So many college student-athletes thrive off the highly-regimented routines that come with the territory. When they have a lot of free time, they suddenly risk being unproductive.
Minnesota Duluth senior forward Gabbie Hughes doesn’t have that problem.
One of UMD’s two finalists for the Patty Kazmaier Award, given to the country’s top women’s college hockey player, Hughes set a new career-high point this season total while helping the Bulldogs to a NCAA Tournament spot. While she takes pride in her on-ice accomplishments, though, what she’s doing off of it has the deepest impact.
Six months ago, Hughes and fellow founding members of a nonprofit organization called Sophie’s Squad held their first board meeting. The group, which raises awareness of childrens’ mental health issues and works to reduce the stigma of getting help, was named for Sophie Wieland, a 14-year-old from Sartell, Minnesota, who died of suicide July 12 of last year.
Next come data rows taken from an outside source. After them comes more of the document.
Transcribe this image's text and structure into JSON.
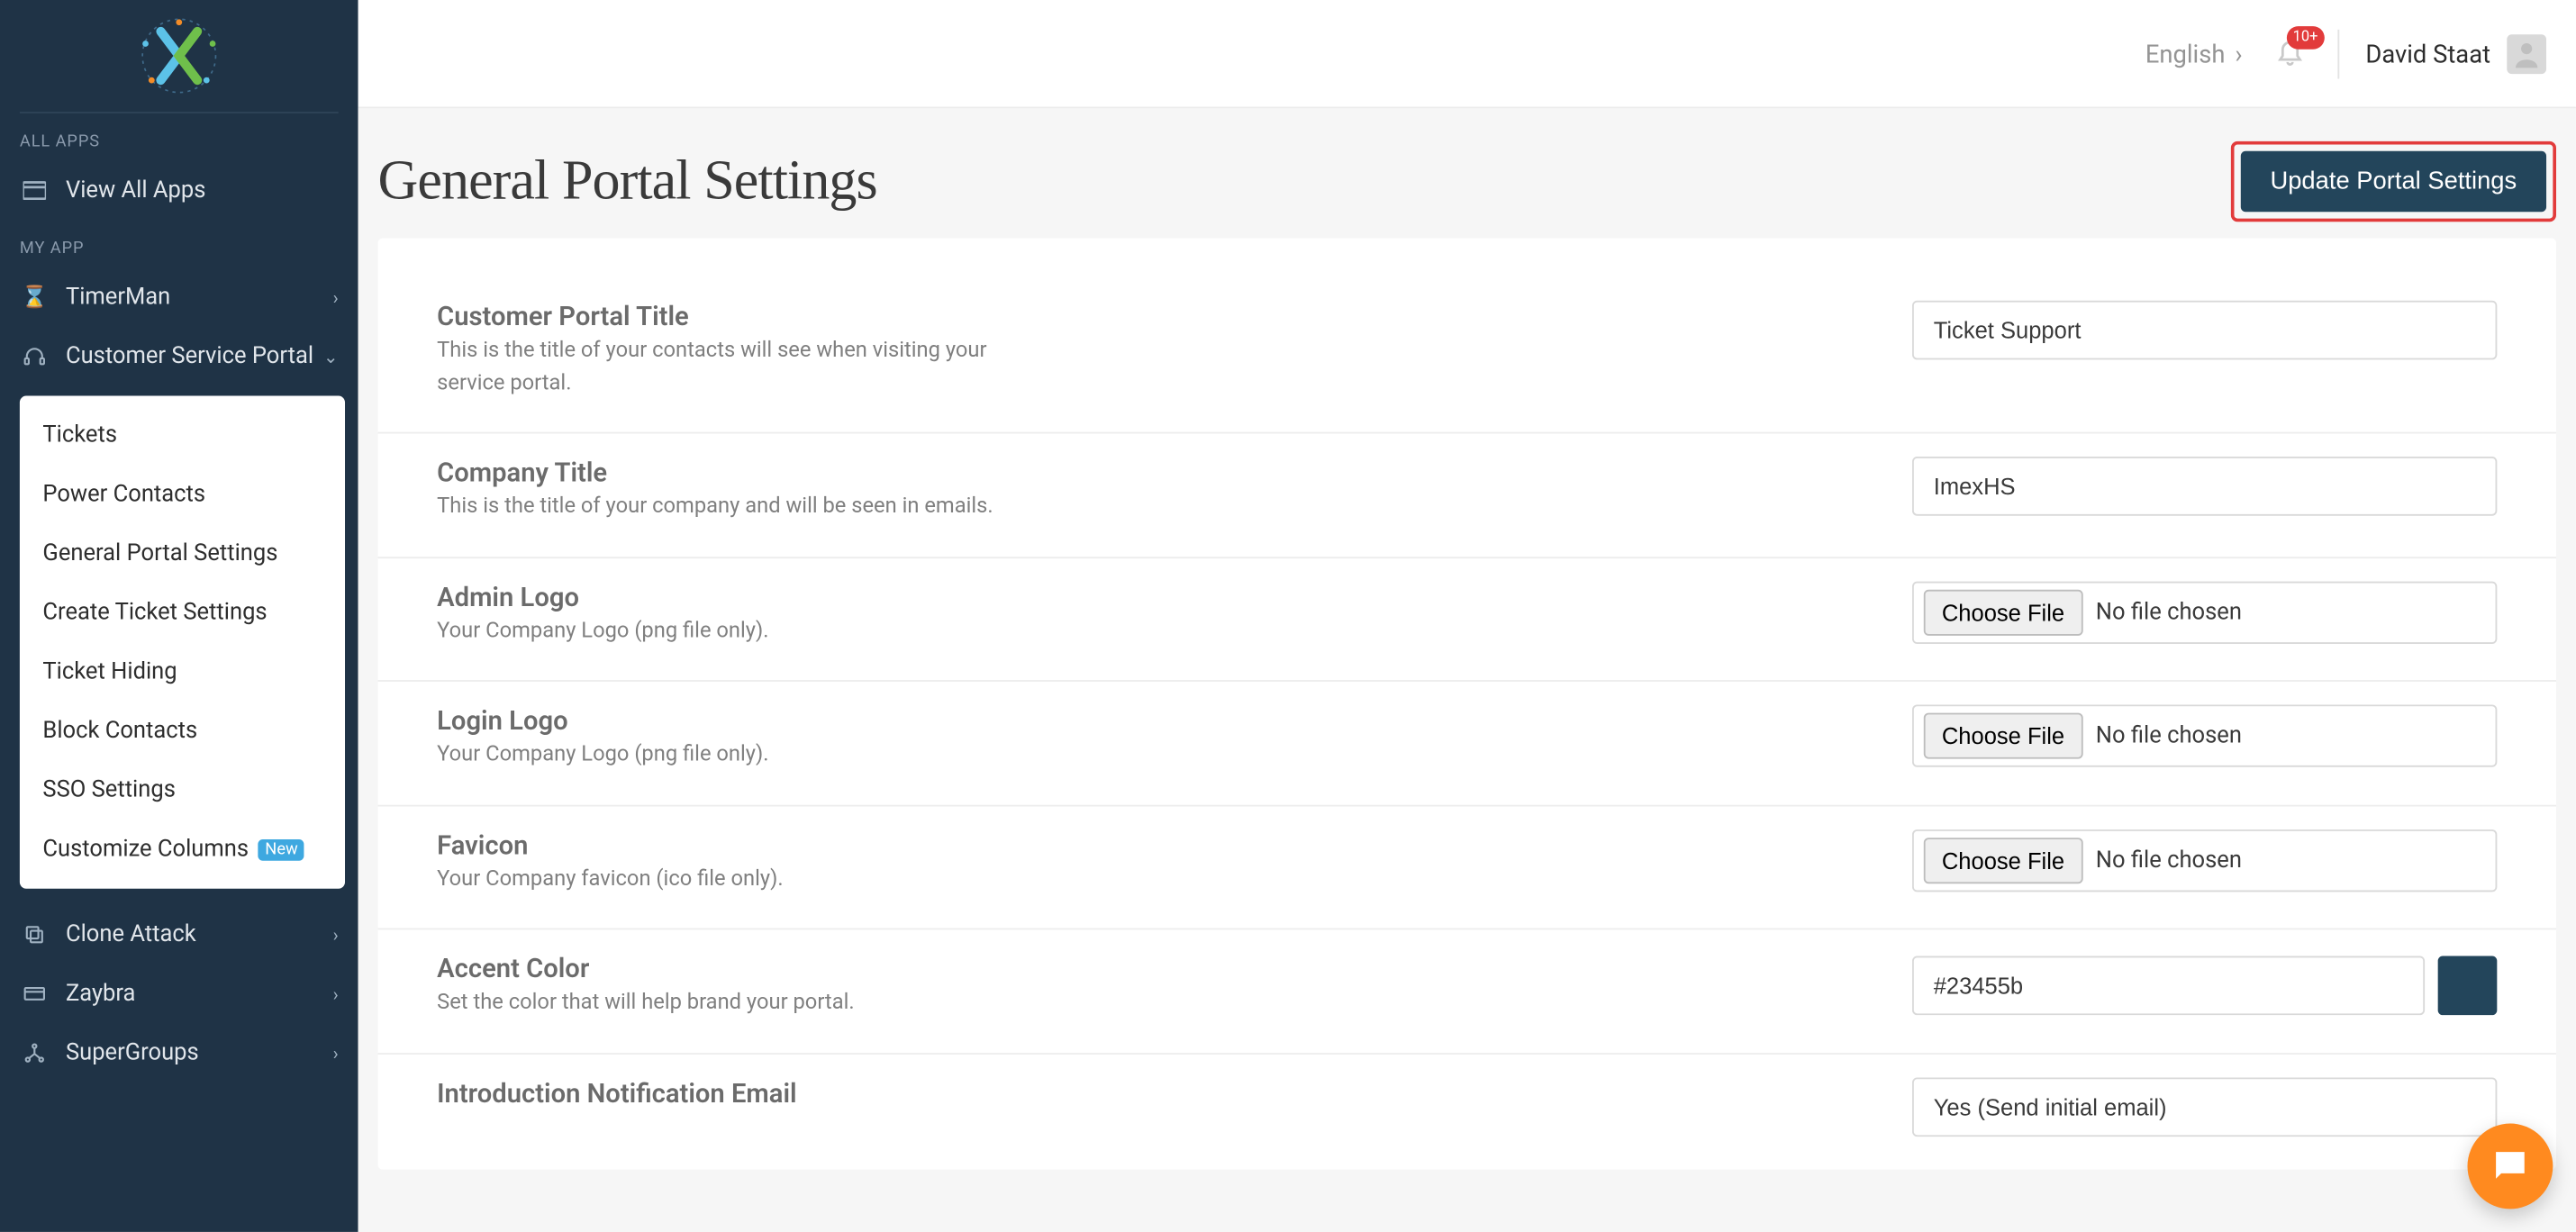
{
  "topbar": {
    "language": "English",
    "notifications_badge": "10+",
    "user_name": "David Staat"
  },
  "sidebar": {
    "all_apps_label": "ALL APPS",
    "view_all": "View All Apps",
    "my_app_label": "MY APP",
    "items": [
      {
        "label": "TimerMan"
      },
      {
        "label": "Customer Service Portal"
      },
      {
        "label": "Clone Attack"
      },
      {
        "label": "Zaybra"
      },
      {
        "label": "SuperGroups"
      }
    ],
    "submenu": [
      {
        "label": "Tickets"
      },
      {
        "label": "Power Contacts"
      },
      {
        "label": "General Portal Settings"
      },
      {
        "label": "Create Ticket Settings"
      },
      {
        "label": "Ticket Hiding"
      },
      {
        "label": "Block Contacts"
      },
      {
        "label": "SSO Settings"
      },
      {
        "label": "Customize Columns",
        "badge": "New"
      }
    ]
  },
  "page": {
    "title": "General Portal Settings",
    "update_button": "Update Portal Settings"
  },
  "form": {
    "choose_file": "Choose File",
    "no_file": "No file chosen",
    "rows": [
      {
        "label": "Customer Portal Title",
        "help": "This is the title of your contacts will see when visiting your service portal.",
        "value": "Ticket Support",
        "type": "text"
      },
      {
        "label": "Company Title",
        "help": "This is the title of your company and will be seen in emails.",
        "value": "ImexHS",
        "type": "text"
      },
      {
        "label": "Admin Logo",
        "help": "Your Company Logo (png file only).",
        "type": "file"
      },
      {
        "label": "Login Logo",
        "help": "Your Company Logo (png file only).",
        "type": "file"
      },
      {
        "label": "Favicon",
        "help": "Your Company favicon (ico file only).",
        "type": "file"
      },
      {
        "label": "Accent Color",
        "help": "Set the color that will help brand your portal.",
        "value": "#23455b",
        "type": "color"
      },
      {
        "label": "Introduction Notification Email",
        "help": "",
        "value": "Yes (Send initial email)",
        "type": "text"
      }
    ]
  },
  "accent_color": "#23455b"
}
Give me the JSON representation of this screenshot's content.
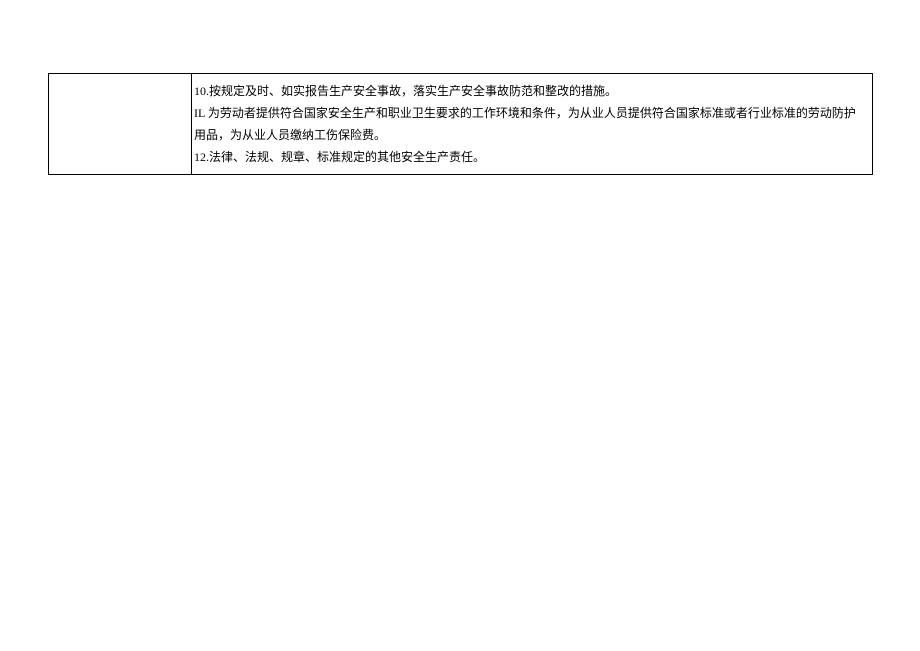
{
  "table": {
    "rows": [
      {
        "left": "",
        "right_lines": [
          "10.按规定及时、如实报告生产安全事故，落实生产安全事故防范和整改的措施。",
          "IL 为劳动者提供符合国家安全生产和职业卫生要求的工作环境和条件，为从业人员提供符合国家标准或者行业标准的劳动防护用品，为从业人员缴纳工伤保险费。",
          "12.法律、法规、规章、标准规定的其他安全生产责任。"
        ]
      }
    ]
  }
}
Hughes knew Wieland and her family through stickhandling clinics that Hughes taught, and the families became close. Following Wieland’s death, the Hughes family was determined to ensure that something good would come out of such a tragedy.
“My dad had a conversation with Sophie’s mom, Aimee and promised her that we’re going to do something about this,” Hughes said. “My brother, myself, my parents and a few other parents sat down and had a little conversation about what we would do.
“We originally came up with a golf tournament to raise money for kids who can’t afford to play summer hockey, and we came up with an idea to turn that over into a mental health awareness golf tournament. We created a board and (designated) committee members, and have had weekly meetings ever since.
“It’s been six months since our first board meeting, and we’re at almost $90,000 raised,” Hughes continued. “It’s been a very quick turnaround, but it has created a very big movement.”
Sophie’s Squad is based near Hughes’ hometown of Lino Lakes, Minnesota, near Minneapolis. Hughes lives most of the length of the state away during the school year, but she remains as involved with the group as time allows. She has also become involved with the Green Bandana Project, an organization led by UMD student-athletes. In January, the Bulldogs women’s hockey team held fundraiser game nights for both mental health organizations.
Hughes is the first Hockey Humanitarian Award finalist to play under UMD coach Maura Crowell. For her, it comes as no surprise that Hughes has been so heavily involved in campaigns of such importance.
“I love that kid, and we have a great relationship,” Crowell said. “I feel like I’ve known her forever, just because of recruiting back in the day. I know her and her family really well, and I know how impactful Sophie was in her life, and when she passed like she did, I had a feeling Gabbie was going to be very moved by it and do something positive from that.
“Right when it happened, she reached out to us coaches asking if we could do helmet stickers, and I could see the wheels were turning her head. We’ve talked extensively about Sophie’s Squad and her involvement, and when it came to having a game here, she and I were spitballing ideas based on what they had done at high school games in the state, and Gabbie’s vision for what it should look like here. She really took the bull by the horns.”
An integrated special education major, Hughes will play for UMD again next season as a graduate student, and is considering a sixth year of college in Duluth. All the while, on top of her work with the Green Bandana Project, she will be striving to help build the profile of Sophie’s Squad. The organization has become known for working with Minnesota hockey teams, but Sophie’s Squad is looking at casting its net out to more sports and groups from more states.
Hughes will remain plenty busy before and after her time at UMD is over. She is a highly-driven yet grounded individual, and that comes out when she talks about her work off the ice.
“Knowing that you’re doing something like this for a reason is important, because it can get pretty hard,” she said. “It’s definitely nice still having Sophie involved in my life every day, but I miss her all the time, and I can’t imagine how her family feels.
“It can be tough, but it’s about always remembering the greater good and the people that you can impact through it and having that passion inside of you for impacting people. You keep your eye on the goal of what you want to do, and never think your ideas are ridiculous or out of reach, because it’s not. If you have that passion and find the resources, you’ll get there.”